There are several types of medications used to treat depression. These include newer antidepressant medications - chiefly the selective serotonin reuptake inhibitors (SSRIs) - and older ones, the tricyclics and the monoamine oxidase inhibitors (MAOIs). The SSRIs (and other newer medications that affect neurotransmitters such as dopamine or norepinephrine) generally have fewer side effects than tricyclics. Alcohol ­including wine, beer, and hard liquor­ street drugs may reduce the effectiveness of antidepressants and should be avoided.

Several forms of psychotherapy, including some short term (10-20 weeks) therapies, can help people with depressive disorders. Two of the short term psychotherapies that research has shown to be effective for depression are cognitive behavioral therapy (CBT) and interpersonal therapy (IPT).

Cognitive behavioral therapists help patients change the negative thinking and behavior patterns that contribute to, or result from, depression. Through verbal exchange with the therapist, as well as 'homework' assignments between therapy sessions, CBT helps patients understand their depression and resolve problems related to it.

Interpersonal therapists help patients work through disturbed personal relationships that may be contributing to or worsening their depression. Psychotherapy is offered by a variety of licensed mental health providers, including psychiatrists, psychologists, social workers, and mental health counselors.

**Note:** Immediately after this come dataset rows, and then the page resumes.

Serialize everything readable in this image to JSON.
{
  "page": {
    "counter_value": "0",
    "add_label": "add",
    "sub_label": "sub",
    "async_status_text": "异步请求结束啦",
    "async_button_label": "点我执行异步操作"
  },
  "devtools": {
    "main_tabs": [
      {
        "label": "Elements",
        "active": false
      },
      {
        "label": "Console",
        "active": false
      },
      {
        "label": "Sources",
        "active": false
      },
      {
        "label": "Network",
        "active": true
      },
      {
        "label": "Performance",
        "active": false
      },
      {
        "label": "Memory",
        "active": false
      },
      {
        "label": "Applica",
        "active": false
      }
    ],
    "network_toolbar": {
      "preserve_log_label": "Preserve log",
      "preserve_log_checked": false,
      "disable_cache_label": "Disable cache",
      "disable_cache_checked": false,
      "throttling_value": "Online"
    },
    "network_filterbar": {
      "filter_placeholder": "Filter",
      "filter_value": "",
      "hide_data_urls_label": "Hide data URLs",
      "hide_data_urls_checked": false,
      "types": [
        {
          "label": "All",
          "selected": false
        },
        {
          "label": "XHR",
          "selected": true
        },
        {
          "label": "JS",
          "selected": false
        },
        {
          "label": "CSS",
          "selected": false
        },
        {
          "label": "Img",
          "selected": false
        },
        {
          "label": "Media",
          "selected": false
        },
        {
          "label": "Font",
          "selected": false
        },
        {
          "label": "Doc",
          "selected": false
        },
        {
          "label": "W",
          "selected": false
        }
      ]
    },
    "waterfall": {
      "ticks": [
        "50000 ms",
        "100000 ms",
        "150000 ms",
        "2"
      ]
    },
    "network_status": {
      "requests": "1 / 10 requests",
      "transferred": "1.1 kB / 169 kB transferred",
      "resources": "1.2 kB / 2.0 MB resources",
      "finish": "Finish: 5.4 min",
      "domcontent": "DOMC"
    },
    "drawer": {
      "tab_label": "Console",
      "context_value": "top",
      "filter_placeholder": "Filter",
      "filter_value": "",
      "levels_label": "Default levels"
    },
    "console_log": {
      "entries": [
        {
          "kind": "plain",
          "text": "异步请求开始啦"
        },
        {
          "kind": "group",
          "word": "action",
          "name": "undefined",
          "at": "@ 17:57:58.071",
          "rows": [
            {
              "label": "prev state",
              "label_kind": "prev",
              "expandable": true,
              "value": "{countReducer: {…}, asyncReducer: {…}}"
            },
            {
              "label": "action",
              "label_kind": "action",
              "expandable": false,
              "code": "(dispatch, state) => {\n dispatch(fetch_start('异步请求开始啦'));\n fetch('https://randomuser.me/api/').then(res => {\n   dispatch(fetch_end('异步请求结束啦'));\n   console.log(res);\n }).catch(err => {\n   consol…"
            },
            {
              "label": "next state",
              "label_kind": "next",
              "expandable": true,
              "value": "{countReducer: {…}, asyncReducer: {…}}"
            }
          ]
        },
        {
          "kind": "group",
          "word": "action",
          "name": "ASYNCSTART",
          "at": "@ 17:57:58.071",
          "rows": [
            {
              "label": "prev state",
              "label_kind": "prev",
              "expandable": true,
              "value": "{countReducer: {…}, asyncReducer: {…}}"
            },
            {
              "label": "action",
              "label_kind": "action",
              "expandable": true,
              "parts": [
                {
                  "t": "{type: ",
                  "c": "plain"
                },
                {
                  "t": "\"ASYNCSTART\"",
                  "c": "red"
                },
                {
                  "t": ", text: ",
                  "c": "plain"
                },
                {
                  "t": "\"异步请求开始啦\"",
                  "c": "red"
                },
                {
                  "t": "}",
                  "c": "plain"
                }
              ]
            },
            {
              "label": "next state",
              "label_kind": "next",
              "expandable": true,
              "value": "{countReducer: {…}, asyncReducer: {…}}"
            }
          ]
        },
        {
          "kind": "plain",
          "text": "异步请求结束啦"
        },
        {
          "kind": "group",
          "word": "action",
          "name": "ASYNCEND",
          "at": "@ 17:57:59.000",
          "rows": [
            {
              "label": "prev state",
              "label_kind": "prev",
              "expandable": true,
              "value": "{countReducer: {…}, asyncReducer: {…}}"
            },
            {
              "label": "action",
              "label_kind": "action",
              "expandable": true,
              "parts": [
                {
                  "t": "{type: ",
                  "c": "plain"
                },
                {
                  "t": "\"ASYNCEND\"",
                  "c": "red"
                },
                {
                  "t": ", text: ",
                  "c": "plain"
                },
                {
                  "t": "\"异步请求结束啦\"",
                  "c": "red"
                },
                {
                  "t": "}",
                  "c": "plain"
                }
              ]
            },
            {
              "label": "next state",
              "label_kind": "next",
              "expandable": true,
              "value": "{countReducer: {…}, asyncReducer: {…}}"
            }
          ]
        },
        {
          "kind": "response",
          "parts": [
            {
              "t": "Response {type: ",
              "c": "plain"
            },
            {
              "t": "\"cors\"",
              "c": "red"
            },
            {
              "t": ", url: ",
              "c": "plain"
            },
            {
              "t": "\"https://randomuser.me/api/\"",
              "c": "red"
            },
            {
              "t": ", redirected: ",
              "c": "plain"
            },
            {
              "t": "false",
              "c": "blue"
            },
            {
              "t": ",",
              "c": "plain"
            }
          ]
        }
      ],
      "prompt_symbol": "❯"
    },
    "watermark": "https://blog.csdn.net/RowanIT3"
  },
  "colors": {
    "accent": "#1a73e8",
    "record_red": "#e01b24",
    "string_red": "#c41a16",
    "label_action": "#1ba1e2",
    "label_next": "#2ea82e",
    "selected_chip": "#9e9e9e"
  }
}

Electroconvulsive Therapy
Electroconvulsive therapy (ECT) is another treatment option that may be particularly useful for individuals whose depression is severe or life threatening, or who cannot take antidepressant medication. ECT often is effective in cases where antidepressant medications do not provide sufficient relief of symptoms.

Herbal Therapy
In the past several years, there has been an increase in public interest in the use of herbs for the treatment of both depression and anxiety. The extract from St. John's wort (Hypericum perforatum), a wild growing plant with yellow flowers, has been used extensively in Europe as a treatment for mild to moderate depression.

Homeopathic Treatment
Some homeopathic medicines have been found to be highly effective in cases of depression when given on the basis of their symptoms:

  • Aurum-met
  • Lycopodium
  • Natrum-mur
  • Nux-vomica
  • Carcinosin
  • Staphysagria

Depression is a real illness; it is treatable; and men can have it. It takes courage to ask for help, but help can make all the difference.

Priyanka Saxena, Chennai, Tamil Nadu

Being overweight has various ill effects on mind and body. I would say that my fat gave me more tensions in life than anything else. When I was in stress it was even more difficult to control eating. I think Dr. Shelly entered my life at a time I was looking for change not just with my weight but with my life. The support I received at the clinic is invaluable and it's impact can't be put into words. I feel empowered now to take charge of my life because I have been given the tools to do so. I not only learned about nutrition and how to take care of myself but I learned how to live again and enjoy life. I realize now that my trepidation around losing weight was only because I thought I needed to sacrifice in order to gain what I wanted. I now have an overall positive attitude and mood, glowing skin, shiny hair and the aches and pains I used to complain about have completely vanished. Today I have more confidence to do the things I've always wanted to do but thought I couldn't. I was 75kg i reduced 23 kg now I am 52 kg. I am feeling great. i can wear anything :)

THANK YOU! FeelGoodHomeopathy

Depression Treatment

Homeopathy goes into the depths of depression, and the treatment is thus based on the underlying causes of it.
Homeopathy has been very effective in treating psychological disorder as it helps patient to recover himself from his depression. Depression is decline in mood which may be relatively temporary and perhaps due to something trivial. Depression is defined as feeling of morbid sadness, helplessness, hopelessness, melancholy or dejection that makes you feeling of withdrawal in your normal life.

Various causes of Depression

1. Stressful Event